Many secrets hide in the vaults of one of the oldest masonry buildings in the city, the place where the town was once started. In a spooky jail, you can try out what it was like to be chained in medieval times and even pose fora picture while stuck at a pillory. A ghost lives down there, too, together with his horses – can you hear them snorting at you?
Yet again we welcome you in one of the oldest houses in Kaunas. Who would think this gothic beauty hides so many mysteries? The building is famous not only for stories about Hansa community merchants but also for the statue of pagan God Perkūnas (Thunder) found in the wall of the building in the 19th century, which determined the name of this object. Supposedly, the name Perkūnas was given to honour traditions of paganism, the old Lithuanian faith. In the house, you can take part in medieval dance classes, learn crafts and even participate in feasts. Listen up – the walls of the basement have a lot of tales to tell.
So you can’t live without the good old American tradition of visiting a pumpkin town and picking yourself the most beautiful one for your lantern? Great – for the first time ever, we have it in Kaunas, too. Urmas shopping mall reserved 160 sq m of space for 2000+ pumpkins of various species, sizes, shapes and colours. Workshops and other fun things to do happen daily, so bring your kids, too.
Speak of the devil! It is the most unique and the only devils’ museum in the world. A famous Lithuanian painter, public figure and professor Antanas Žmuidzinavičius (1876–1966) started to assemble this collection which is widely known in the world now. The museum contains a collection of more than 3,000 devils: creations of fine and applied arts, souvenirs and masks not only from Lithuania but from around 70 countries. Every year thousands of guests who are interested in looking at this mythological creature visit the museum. You will even find exhibits that correspond to your character features! There’s also a great tradition: guests may present the museum with a devil.
A delightful little museum in a historic house in the town hall square tells all about the history of healing – successful or not, mind you. Did you know they used to drill holes in skulls to relieve people fro headache before someone wise invented aspirin?! From shamanic rituals to a picturesque vintage pharmacy – there’s a lot to see and explore.
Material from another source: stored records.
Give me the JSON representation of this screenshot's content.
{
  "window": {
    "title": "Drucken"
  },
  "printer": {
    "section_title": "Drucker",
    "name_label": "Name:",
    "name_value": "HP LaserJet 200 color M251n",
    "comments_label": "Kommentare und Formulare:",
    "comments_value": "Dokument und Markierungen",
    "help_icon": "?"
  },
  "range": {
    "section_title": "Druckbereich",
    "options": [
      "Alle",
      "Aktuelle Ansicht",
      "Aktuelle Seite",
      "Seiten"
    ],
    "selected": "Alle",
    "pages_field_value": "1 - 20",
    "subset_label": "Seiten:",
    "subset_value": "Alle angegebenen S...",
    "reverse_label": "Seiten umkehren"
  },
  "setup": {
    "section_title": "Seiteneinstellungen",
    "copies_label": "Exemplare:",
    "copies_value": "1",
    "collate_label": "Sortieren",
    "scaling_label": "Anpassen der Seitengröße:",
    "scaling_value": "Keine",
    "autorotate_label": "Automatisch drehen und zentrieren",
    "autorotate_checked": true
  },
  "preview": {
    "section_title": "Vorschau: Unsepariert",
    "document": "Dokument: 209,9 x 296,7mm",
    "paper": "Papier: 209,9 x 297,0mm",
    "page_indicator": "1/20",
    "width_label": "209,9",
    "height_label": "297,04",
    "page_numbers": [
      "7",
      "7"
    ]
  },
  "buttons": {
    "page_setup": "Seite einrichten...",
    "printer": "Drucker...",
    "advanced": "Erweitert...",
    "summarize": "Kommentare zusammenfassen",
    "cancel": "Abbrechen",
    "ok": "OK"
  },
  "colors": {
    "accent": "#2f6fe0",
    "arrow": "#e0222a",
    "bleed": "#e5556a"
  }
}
Cemetery tourism is a thing around the world – you can definitely learn a lot about the customs and traditions of peoples in various regions. While Petrašiūnai cemetery is not Père Lachaise, it’s still home to many important and loved Lithuanian artists, singers, painters, actors, politicians, etc. Thus, the open-air exposition of skillfully crafted tombstones is something worth a detour. The cemetery itself was established just before WW2 and is now partially closed; only family members are allowed to be buried here, or very notable persons. The most beautiful day of the year to visit is November 1. Please be respectful of the surroundings.